  • Those with mental health problems were more likely to be in debt and to have missed payments during the pandemic.
  • A significant number of UK adults felt anxious, depressed, or stressed due to financial concerns attributed to the cost of living.
  • More households struggled financially while fewer felt financially secure.
  • The rising cost of living negatively impacted mental health, with 52% reporting negative or strongly negative effects, and an increased risk of suicidal thoughts for those in debt.

Third, continuing patterns identified before 2018, some groups are particularly exposed to the co-incidence of mental health and financial challenges:

  • Cost of living affects the mental health of households with disabled family members, with 77% reporting an impact.
  • Women facing mental health challenges are more likely to experience financial difficulties due to the cost of living, but are less likely to be asked about the impact of their condition on their finances during mental health treatment.
  • Minoritized groups, who are more likely to experience poverty and deprivation due to lower incomes and employment inequalities, experience additional mental health burdens such as trauma, grief, isolation, bullying, and racism.

The review highlights evidence limitations, including inconsistent definitions and measurements of the relationship between money and mental health.
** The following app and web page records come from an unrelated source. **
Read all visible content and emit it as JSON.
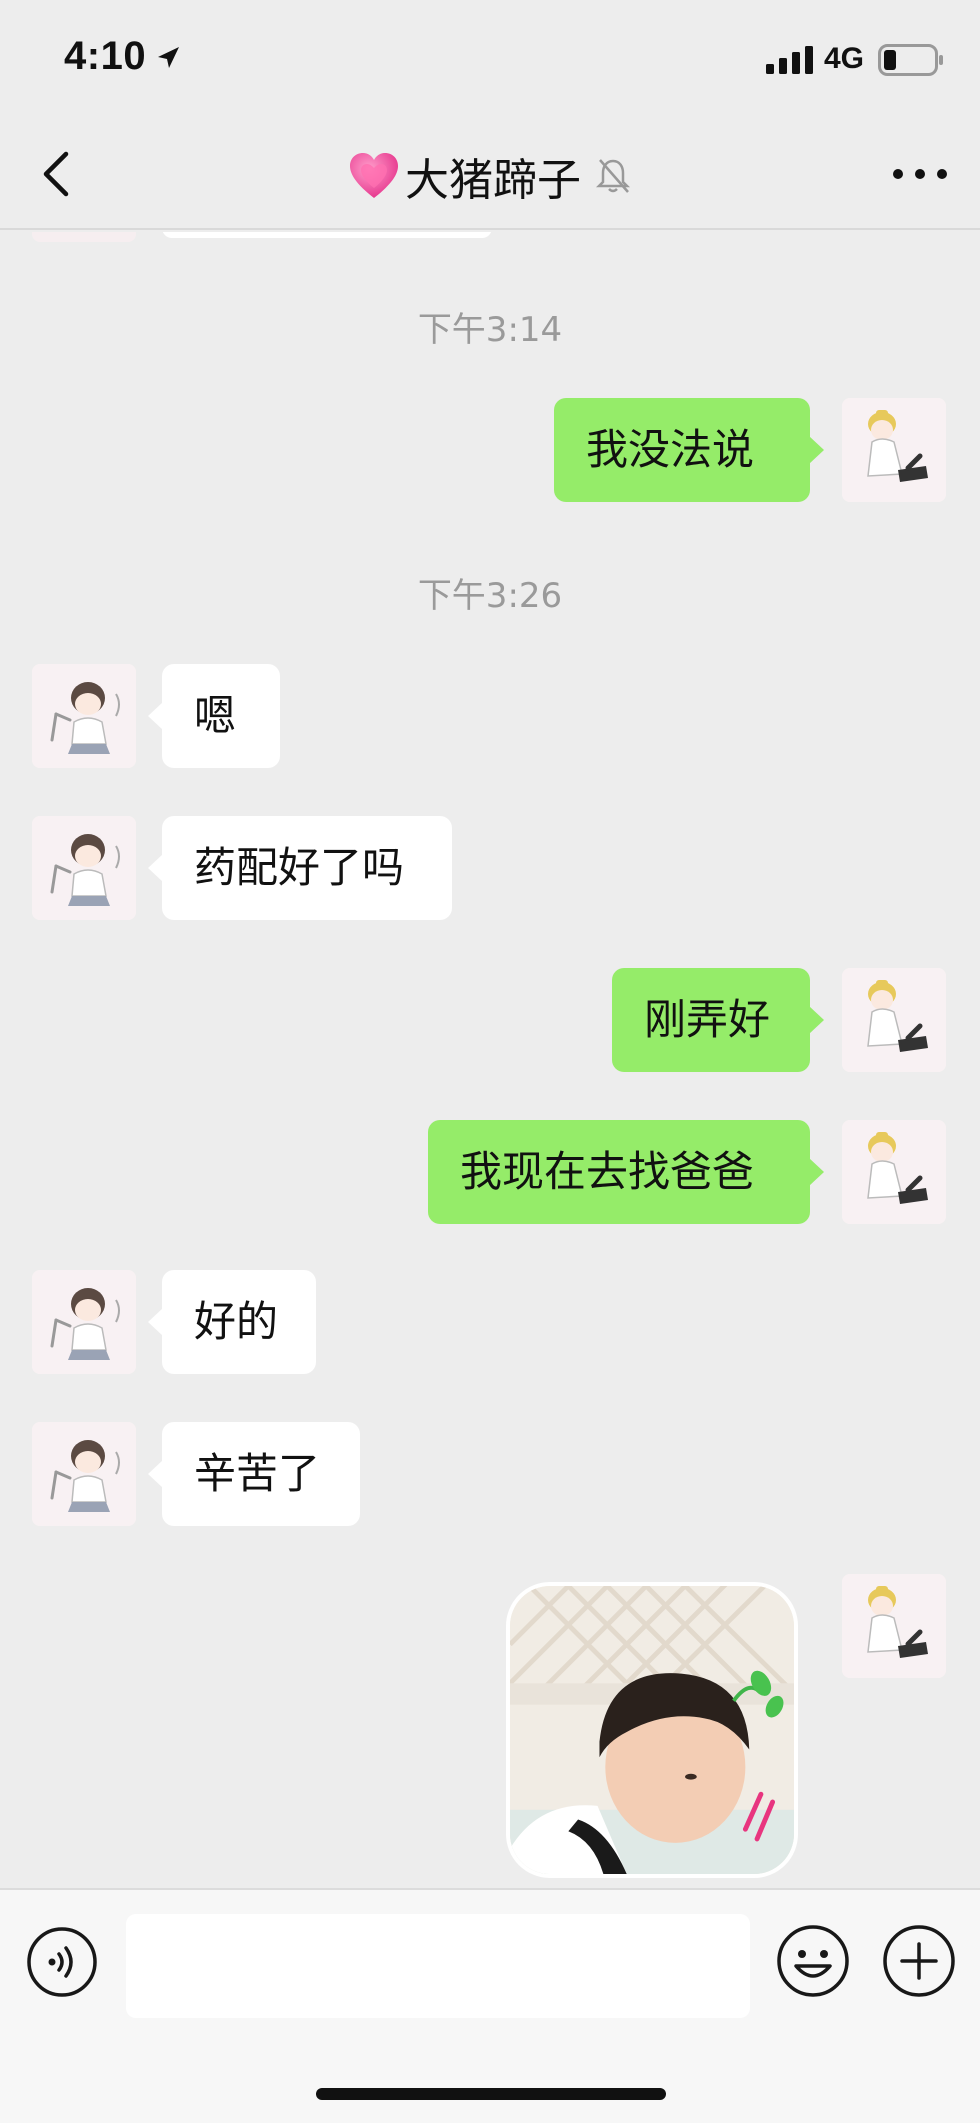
{
  "status_bar": {
    "time": "4:10",
    "network": "4G"
  },
  "header": {
    "title": "大猪蹄子",
    "icons": [
      "back-chevron-icon",
      "pink-heart-icon",
      "muted-bell-icon",
      "more-dots-icon"
    ]
  },
  "messages": [
    {
      "type": "timestamp",
      "text": "下午3:14"
    },
    {
      "type": "text",
      "side": "out",
      "text": "我没法说"
    },
    {
      "type": "timestamp",
      "text": "下午3:26"
    },
    {
      "type": "text",
      "side": "in",
      "text": "嗯"
    },
    {
      "type": "text",
      "side": "in",
      "text": "药配好了吗"
    },
    {
      "type": "text",
      "side": "out",
      "text": "刚弄好"
    },
    {
      "type": "text",
      "side": "out",
      "text": "我现在去找爸爸"
    },
    {
      "type": "text",
      "side": "in",
      "text": "好的"
    },
    {
      "type": "text",
      "side": "in",
      "text": "辛苦了"
    },
    {
      "type": "sticker",
      "side": "out",
      "description": "child-sticker"
    }
  ],
  "input_bar": {
    "placeholder": "",
    "icons": [
      "voice-icon",
      "emoji-icon",
      "plus-icon"
    ]
  },
  "colors": {
    "background": "#ededed",
    "outgoing_bubble": "#95ec69",
    "incoming_bubble": "#ffffff",
    "timestamp_text": "#9a9a9a"
  }
}
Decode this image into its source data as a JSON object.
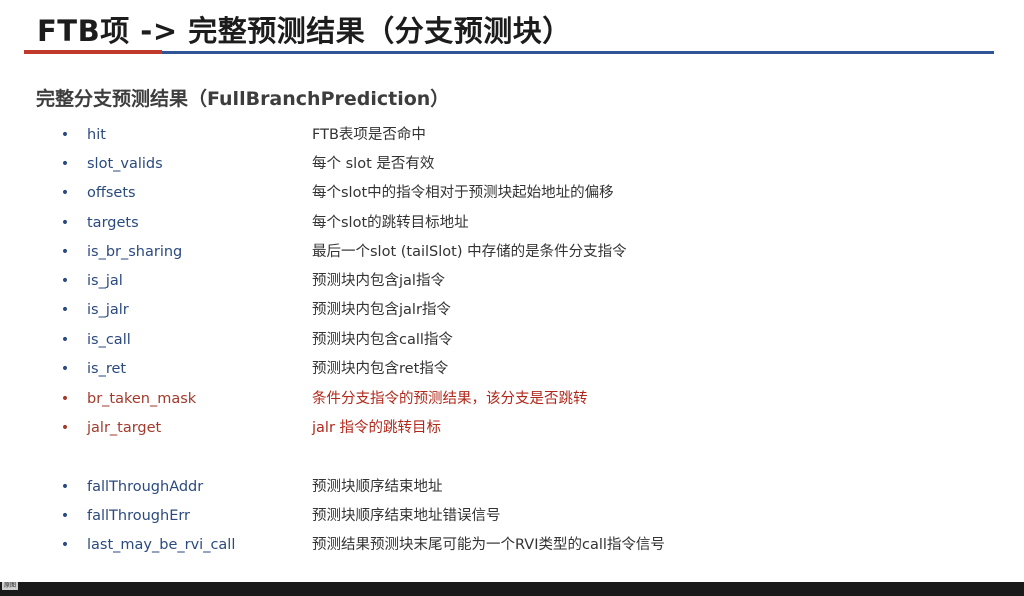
{
  "slide": {
    "title": "FTB项 -> 完整预测结果（分支预测块）",
    "heading": "完整分支预测结果（FullBranchPrediction）",
    "bullet_glyph": "•",
    "fields": [
      {
        "name": "hit",
        "desc": "FTB表项是否命中",
        "style": "normal"
      },
      {
        "name": "slot_valids",
        "desc": "每个 slot 是否有效",
        "style": "normal"
      },
      {
        "name": "offsets",
        "desc": "每个slot中的指令相对于预测块起始地址的偏移",
        "style": "normal"
      },
      {
        "name": "targets",
        "desc": "每个slot的跳转目标地址",
        "style": "normal"
      },
      {
        "name": "is_br_sharing",
        "desc": "最后一个slot (tailSlot) 中存储的是条件分支指令",
        "style": "normal"
      },
      {
        "name": "is_jal",
        "desc": "预测块内包含jal指令",
        "style": "normal"
      },
      {
        "name": "is_jalr",
        "desc": "预测块内包含jalr指令",
        "style": "normal"
      },
      {
        "name": "is_call",
        "desc": "预测块内包含call指令",
        "style": "normal"
      },
      {
        "name": "is_ret",
        "desc": "预测块内包含ret指令",
        "style": "normal"
      },
      {
        "name": "br_taken_mask",
        "desc": "条件分支指令的预测结果，该分支是否跳转",
        "style": "highlight"
      },
      {
        "name": "jalr_target",
        "desc": "jalr 指令的跳转目标",
        "style": "highlight"
      },
      {
        "name": "fallThroughAddr",
        "desc": "预测块顺序结束地址",
        "style": "normal"
      },
      {
        "name": "fallThroughErr",
        "desc": "预测块顺序结束地址错误信号",
        "style": "normal"
      },
      {
        "name": "last_may_be_rvi_call",
        "desc": "预测结果预测块末尾可能为一个RVI类型的call指令信号",
        "style": "normal"
      }
    ]
  },
  "corner_label": "原图",
  "colors": {
    "accent_red": "#c0392b",
    "accent_blue": "#2f5597",
    "field_blue": "#2b4a7e",
    "highlight_red": "#b0281b"
  }
}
More longitudinal studies and systematic reviews are needed to understand causality and support effective interventions.

Points to consider

  • Methodological strengths/weaknesses: The review methodology used a rigorous, methodological but flexible approach based on the rapid evidence assessment approach.
    • Papers are cited from a wide variety of reputable sources such as numerous academic peer reviewed journals, so the study appears thoroughly researched.
    • The study highlights the inconsistent definition and measurement of both mental health and money in research related to the intersection of these areas. This inconsistency may affect the comparability and generalisability of the findings, as different studies might employ different conceptualisations and measures.
    • The study acknowledges the limited evidence on causality and the lack of longitudinal analysis. The absence of robust longitudinal studies and systematic reviews hampers the ability to establish causal relationships between money and mental health, as well as to understand the long-term patterns of this relationship.
  • Relevance This report is relevant to all stakeholders, academics and policymakers with an interest in mental health, particularly in relation to financial wellbeing.
  • Generalisability/ transferability: The study primarily focuses on evidence from the UK. This may limit the generalisability of the findings to other countries or regions with different socio-economic contexts, healthcare systems, or cultural factors.
    • The specific experiences and dynamics related to the COVID-19 pandemic and the cost of living situation in the UK may not directly apply to other settings.
  • Applicability: The study highlights a lack of broad and systematic evidence on the long-term effectiveness of interventions related to money and mental health. This limitation implies that the practical applicability of the findings regarding interventions may be constrained.

Key info

Year of publication
2023
Country/Countries
United Kingdom
Contact information

Hayley James

Andy Lymer